With over 120,000 boys and men still to hear the gospel, Lesotho’s herdboys is the largest unreached group in the ‘Switzerland of Africa’ but, as Anthony reports, AIM is making a difference.
A tough start
At midnight the initiates are woken from deep sleep and immediately put under pressure. Each is told to recite, word-perfect and with the correct rhythm and intonation patterns, one song from a repertoire. Mistakes are beaten out with sticks by the initiation school teachers. These privately run initiation schools serve to reinforce traditional African beliefs and witchcraft is a common factor in their ceremonies.
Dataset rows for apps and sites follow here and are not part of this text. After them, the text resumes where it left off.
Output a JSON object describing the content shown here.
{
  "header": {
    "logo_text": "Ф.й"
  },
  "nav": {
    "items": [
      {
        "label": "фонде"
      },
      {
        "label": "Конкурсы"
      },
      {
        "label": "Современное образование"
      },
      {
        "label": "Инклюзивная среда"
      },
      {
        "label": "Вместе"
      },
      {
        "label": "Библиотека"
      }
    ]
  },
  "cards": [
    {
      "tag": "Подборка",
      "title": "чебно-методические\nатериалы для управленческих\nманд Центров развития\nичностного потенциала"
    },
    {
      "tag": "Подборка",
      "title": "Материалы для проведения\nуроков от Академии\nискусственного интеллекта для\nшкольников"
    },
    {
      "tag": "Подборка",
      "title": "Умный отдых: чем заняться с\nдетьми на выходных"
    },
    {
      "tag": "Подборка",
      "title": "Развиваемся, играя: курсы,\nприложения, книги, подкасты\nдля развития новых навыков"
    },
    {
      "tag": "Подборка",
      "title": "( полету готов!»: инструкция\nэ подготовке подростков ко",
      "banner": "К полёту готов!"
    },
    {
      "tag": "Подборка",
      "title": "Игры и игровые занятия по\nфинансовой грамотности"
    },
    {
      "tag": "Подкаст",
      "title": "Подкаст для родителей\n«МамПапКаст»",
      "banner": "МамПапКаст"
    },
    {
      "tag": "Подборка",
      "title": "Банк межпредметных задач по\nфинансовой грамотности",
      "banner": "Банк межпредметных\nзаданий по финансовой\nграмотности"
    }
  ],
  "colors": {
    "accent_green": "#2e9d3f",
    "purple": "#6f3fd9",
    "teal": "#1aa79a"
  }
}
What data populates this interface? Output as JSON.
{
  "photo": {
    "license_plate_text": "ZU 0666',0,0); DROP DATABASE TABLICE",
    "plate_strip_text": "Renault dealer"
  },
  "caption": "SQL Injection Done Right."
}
Naturally, graduates have a wide command of songs and stories, and the ability to compose the complex songs that faithfully convey cultural teaching for the next generation. At graduation each candidate presents his new praise song and returns to normal life – and for many men that means a return to shepherding.
“They are dressed in blankets and gumboots and revel in their own sub-culture – inspiring an awkward respect and fear in villagers.
Where AIM helps
AIM is reaching shepherds through Saturday literacy schools in the Mokhotlong district, run by volunteers and co-ordinated by ‘M’e Matankiso who receives a volunteer salary and travel expenses through AIM’s ‘HELP Lesotho’ project fund. This is the closest many shepherds come to church. There are 15 of these schools covering 450 students, and when students graduate they are presented with gloves, socks and a bible.
Most shepherds have specialised language skills and have learnt complex song rhythms and stories – becoming psalmists in the making. We are putting together a team of missionaries and Basotho (local people) to translate Scripture into the song and story patterns of the shepherds. We’re aiming to train and equip shepherds to share the gospel in the mountain cattle posts, using the rich oracy skills that they have already mastered.
Fear of herdboys
While some shepherds live close to villages and have access to these literacy schools, most do not. The majority live in remote chains of cattle posts in the mountains where the living conditions are sparse but grazing is best. Some men will spend ten to fifteen years in these small communities of five or six men, visiting their home villages once or twice a year for a weekend. These are a people set apart from mainstream village life – marginalised and stereotyped as thieves.
On Saturdays you will see groups of shepherds in the Mokhotlong district of Lesotho drifting into one of 20 small village-based schools. They are dressed in blankets and gumboots and revel in their own sub-culture – inspiring an awkward respect and fear in villagers. These represent the least-reached group in Lesotho.
When Christ was born God chose to reveal Himself first to shepherds – the marginalised, illiterate and poor. We believe that God has equipped Basotho shepherds with incredible skills and pastoral gifts for a reason; calling the shepherds of Lesotho to become shepherds of men.